Exercise description :: Return all of the data exactly, with nothing left out but the pictures.

[Component data from apps and pages]
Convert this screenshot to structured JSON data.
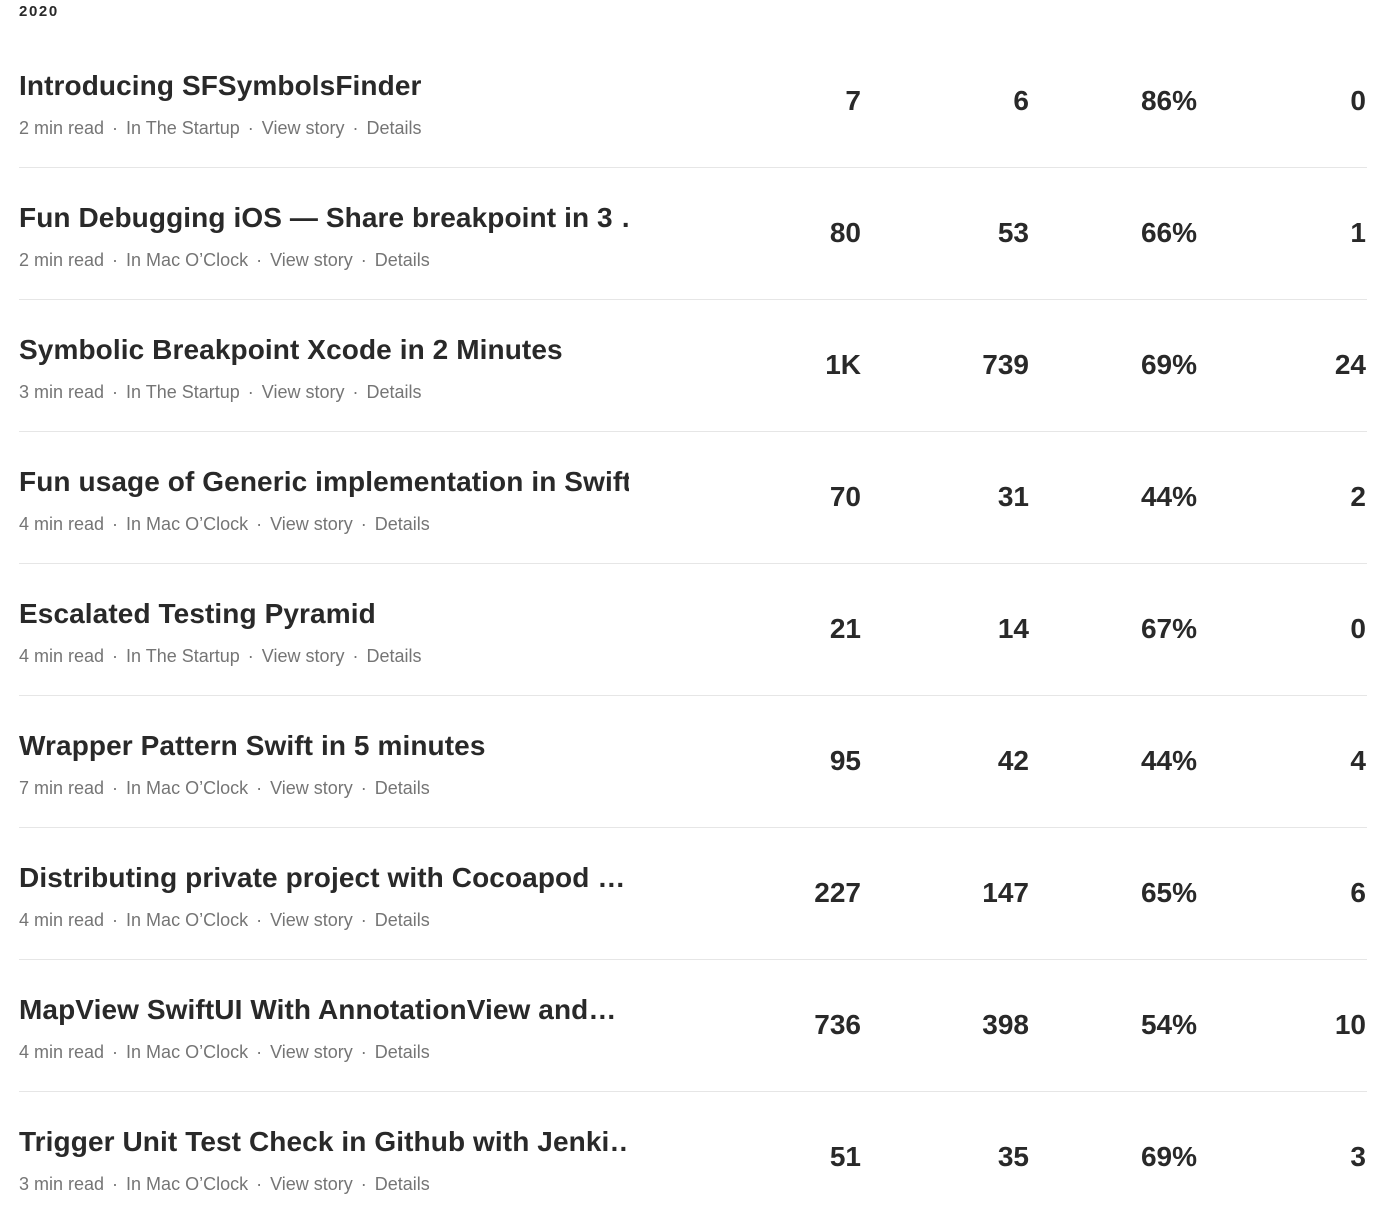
{
  "year": "2020",
  "stories": [
    {
      "title": "Introducing SFSymbolsFinder",
      "read_time": "2 min read",
      "publication": "In The Startup",
      "view_story": "View story",
      "details": "Details",
      "views": "7",
      "reads": "6",
      "read_ratio": "86%",
      "fans": "0"
    },
    {
      "title": "Fun Debugging iOS — Share breakpoint in 3 …",
      "read_time": "2 min read",
      "publication": "In Mac O’Clock",
      "view_story": "View story",
      "details": "Details",
      "views": "80",
      "reads": "53",
      "read_ratio": "66%",
      "fans": "1"
    },
    {
      "title": "Symbolic Breakpoint Xcode in 2 Minutes",
      "read_time": "3 min read",
      "publication": "In The Startup",
      "view_story": "View story",
      "details": "Details",
      "views": "1K",
      "reads": "739",
      "read_ratio": "69%",
      "fans": "24"
    },
    {
      "title": "Fun usage of Generic implementation in Swift",
      "read_time": "4 min read",
      "publication": "In Mac O’Clock",
      "view_story": "View story",
      "details": "Details",
      "views": "70",
      "reads": "31",
      "read_ratio": "44%",
      "fans": "2"
    },
    {
      "title": "Escalated Testing Pyramid",
      "read_time": "4 min read",
      "publication": "In The Startup",
      "view_story": "View story",
      "details": "Details",
      "views": "21",
      "reads": "14",
      "read_ratio": "67%",
      "fans": "0"
    },
    {
      "title": "Wrapper Pattern Swift in 5 minutes",
      "read_time": "7 min read",
      "publication": "In Mac O’Clock",
      "view_story": "View story",
      "details": "Details",
      "views": "95",
      "reads": "42",
      "read_ratio": "44%",
      "fans": "4"
    },
    {
      "title": "Distributing private project with Cocoapod …",
      "read_time": "4 min read",
      "publication": "In Mac O’Clock",
      "view_story": "View story",
      "details": "Details",
      "views": "227",
      "reads": "147",
      "read_ratio": "65%",
      "fans": "6"
    },
    {
      "title": "MapView SwiftUI With AnnotationView and…",
      "read_time": "4 min read",
      "publication": "In Mac O’Clock",
      "view_story": "View story",
      "details": "Details",
      "views": "736",
      "reads": "398",
      "read_ratio": "54%",
      "fans": "10"
    },
    {
      "title": "Trigger Unit Test Check in Github with Jenki…",
      "read_time": "3 min read",
      "publication": "In Mac O’Clock",
      "view_story": "View story",
      "details": "Details",
      "views": "51",
      "reads": "35",
      "read_ratio": "69%",
      "fans": "3"
    }
  ]
}
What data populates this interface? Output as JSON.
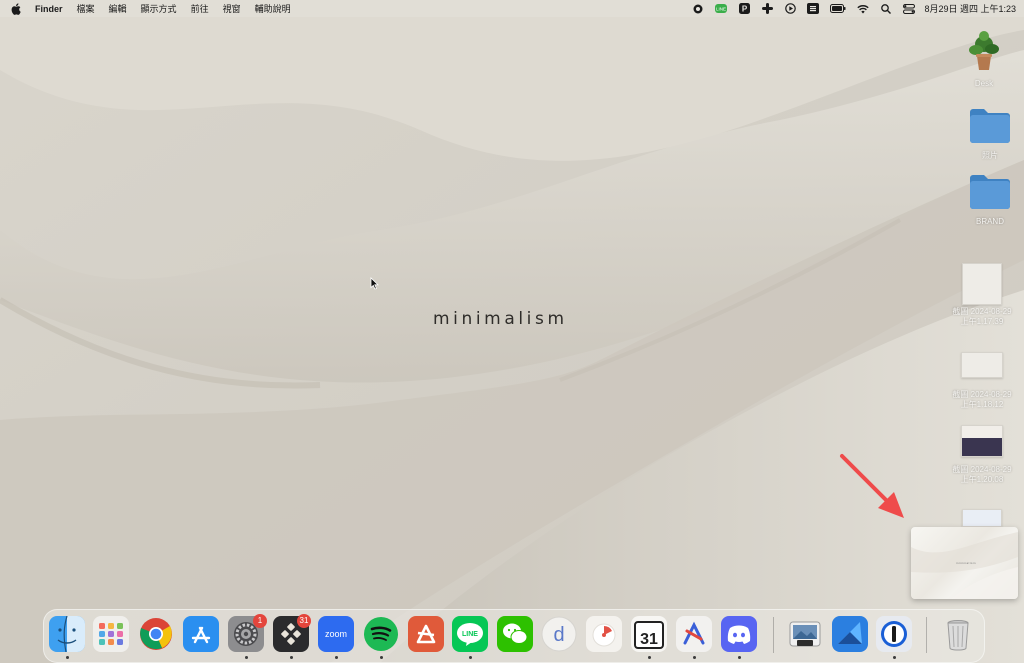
{
  "menubar": {
    "app_name": "Finder",
    "menus": [
      "檔案",
      "編輯",
      "顯示方式",
      "前往",
      "視窗",
      "輔助說明"
    ],
    "status_icons": [
      "screen-record-icon",
      "line-status-icon",
      "p-app-icon",
      "slack-icon",
      "play-circle-icon",
      "menu-app-icon",
      "battery-icon",
      "wifi-icon",
      "spotlight-search-icon",
      "control-center-icon"
    ],
    "clock": "8月29日 週四 上午1:23"
  },
  "wallpaper": {
    "text": "minimalism"
  },
  "desktop_icons": [
    {
      "name": "Desk",
      "kind": "plant-image"
    },
    {
      "name": "照片",
      "kind": "folder"
    },
    {
      "name": "BRAND",
      "kind": "folder"
    },
    {
      "name": "截圖 2024-08-29",
      "sub": "上午1.17.39",
      "kind": "screenshot"
    },
    {
      "name": "截圖 2024-08-29",
      "sub": "上午1.18.12",
      "kind": "screenshot"
    },
    {
      "name": "截圖 2024-08-29",
      "sub": "上午1.20.08",
      "kind": "screenshot"
    }
  ],
  "preview": {
    "text": "minimalism"
  },
  "dock": {
    "apps": [
      "Finder",
      "Launchpad",
      "Google Chrome",
      "App Store",
      "系統設定",
      "Tes",
      "Zoom",
      "Spotify",
      "Affinity",
      "LINE",
      "WeChat",
      "Dayone",
      "Fantastical",
      "31",
      "Craft",
      "Discord",
      "Preview",
      "CleanShot",
      "1Password",
      "垃圾桶"
    ],
    "zoom_label": "zoom",
    "line_label": "LINE",
    "calendar_label": "31",
    "dayone_label": "d",
    "badges": {
      "settings": "1",
      "tes": "31"
    }
  },
  "colors": {
    "accent_red": "#e4453c",
    "folder_blue": "#4a8fd0",
    "arrow_red": "#ef4b4b"
  }
}
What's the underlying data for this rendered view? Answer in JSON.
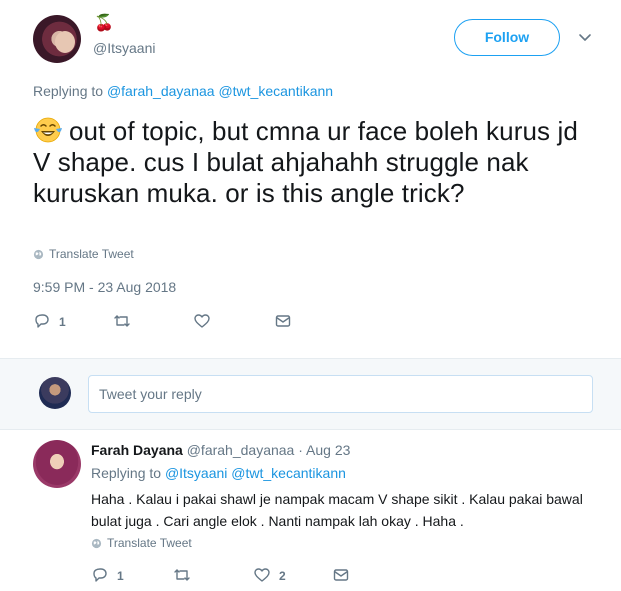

Completed exercise ::
Convert this screenshot to structured JSON data.
{
  "year": "2020",
  "stories": [
    {
      "title": "Introducing SFSymbolsFinder",
      "read_time": "2 min read",
      "publication": "In The Startup",
      "view_story": "View story",
      "details": "Details",
      "views": "7",
      "reads": "6",
      "read_ratio": "86%",
      "fans": "0"
    },
    {
      "title": "Fun Debugging iOS — Share breakpoint in 3 …",
      "read_time": "2 min read",
      "publication": "In Mac O’Clock",
      "view_story": "View story",
      "details": "Details",
      "views": "80",
      "reads": "53",
      "read_ratio": "66%",
      "fans": "1"
    },
    {
      "title": "Symbolic Breakpoint Xcode in 2 Minutes",
      "read_time": "3 min read",
      "publication": "In The Startup",
      "view_story": "View story",
      "details": "Details",
      "views": "1K",
      "reads": "739",
      "read_ratio": "69%",
      "fans": "24"
    },
    {
      "title": "Fun usage of Generic implementation in Swift",
      "read_time": "4 min read",
      "publication": "In Mac O’Clock",
      "view_story": "View story",
      "details": "Details",
      "views": "70",
      "reads": "31",
      "read_ratio": "44%",
      "fans": "2"
    },
    {
      "title": "Escalated Testing Pyramid",
      "read_time": "4 min read",
      "publication": "In The Startup",
      "view_story": "View story",
      "details": "Details",
      "views": "21",
      "reads": "14",
      "read_ratio": "67%",
      "fans": "0"
    },
    {
      "title": "Wrapper Pattern Swift in 5 minutes",
      "read_time": "7 min read",
      "publication": "In Mac O’Clock",
      "view_story": "View story",
      "details": "Details",
      "views": "95",
      "reads": "42",
      "read_ratio": "44%",
      "fans": "4"
    },
    {
      "title": "Distributing private project with Cocoapod …",
      "read_time": "4 min read",
      "publication": "In Mac O’Clock",
      "view_story": "View story",
      "details": "Details",
      "views": "227",
      "reads": "147",
      "read_ratio": "65%",
      "fans": "6"
    },
    {
      "title": "MapView SwiftUI With AnnotationView and…",
      "read_time": "4 min read",
      "publication": "In Mac O’Clock",
      "view_story": "View story",
      "details": "Details",
      "views": "736",
      "reads": "398",
      "read_ratio": "54%",
      "fans": "10"
    },
    {
      "title": "Trigger Unit Test Check in Github with Jenki…",
      "read_time": "3 min read",
      "publication": "In Mac O’Clock",
      "view_story": "View story",
      "details": "Details",
      "views": "51",
      "reads": "35",
      "read_ratio": "69%",
      "fans": "3"
    }
  ]
}
What data populates this interface? Output as JSON.
{
  "menubar": {
    "app_name": "Finder",
    "menus": [
      "檔案",
      "編輯",
      "顯示方式",
      "前往",
      "視窗",
      "輔助說明"
    ],
    "status_icons": [
      "screen-record-icon",
      "line-status-icon",
      "p-app-icon",
      "slack-icon",
      "play-circle-icon",
      "menu-app-icon",
      "battery-icon",
      "wifi-icon",
      "spotlight-search-icon",
      "control-center-icon"
    ],
    "clock": "8月29日 週四 上午1:23"
  },
  "wallpaper": {
    "text": "minimalism"
  },
  "desktop_icons": [
    {
      "name": "Desk",
      "kind": "plant-image"
    },
    {
      "name": "照片",
      "kind": "folder"
    },
    {
      "name": "BRAND",
      "kind": "folder"
    },
    {
      "name": "截圖 2024-08-29",
      "sub": "上午1.17.39",
      "kind": "screenshot"
    },
    {
      "name": "截圖 2024-08-29",
      "sub": "上午1.18.12",
      "kind": "screenshot"
    },
    {
      "name": "截圖 2024-08-29",
      "sub": "上午1.20.08",
      "kind": "screenshot"
    }
  ],
  "preview": {
    "text": "minimalism"
  },
  "dock": {
    "apps": [
      "Finder",
      "Launchpad",
      "Google Chrome",
      "App Store",
      "系統設定",
      "Tes",
      "Zoom",
      "Spotify",
      "Affinity",
      "LINE",
      "WeChat",
      "Dayone",
      "Fantastical",
      "31",
      "Craft",
      "Discord",
      "Preview",
      "CleanShot",
      "1Password",
      "垃圾桶"
    ],
    "zoom_label": "zoom",
    "line_label": "LINE",
    "calendar_label": "31",
    "dayone_label": "d",
    "badges": {
      "settings": "1",
      "tes": "31"
    }
  },
  "colors": {
    "accent_red": "#e4453c",
    "folder_blue": "#4a8fd0",
    "arrow_red": "#ef4b4b"
  }
}
What's the underlying data for this rendered view? Answer in JSON.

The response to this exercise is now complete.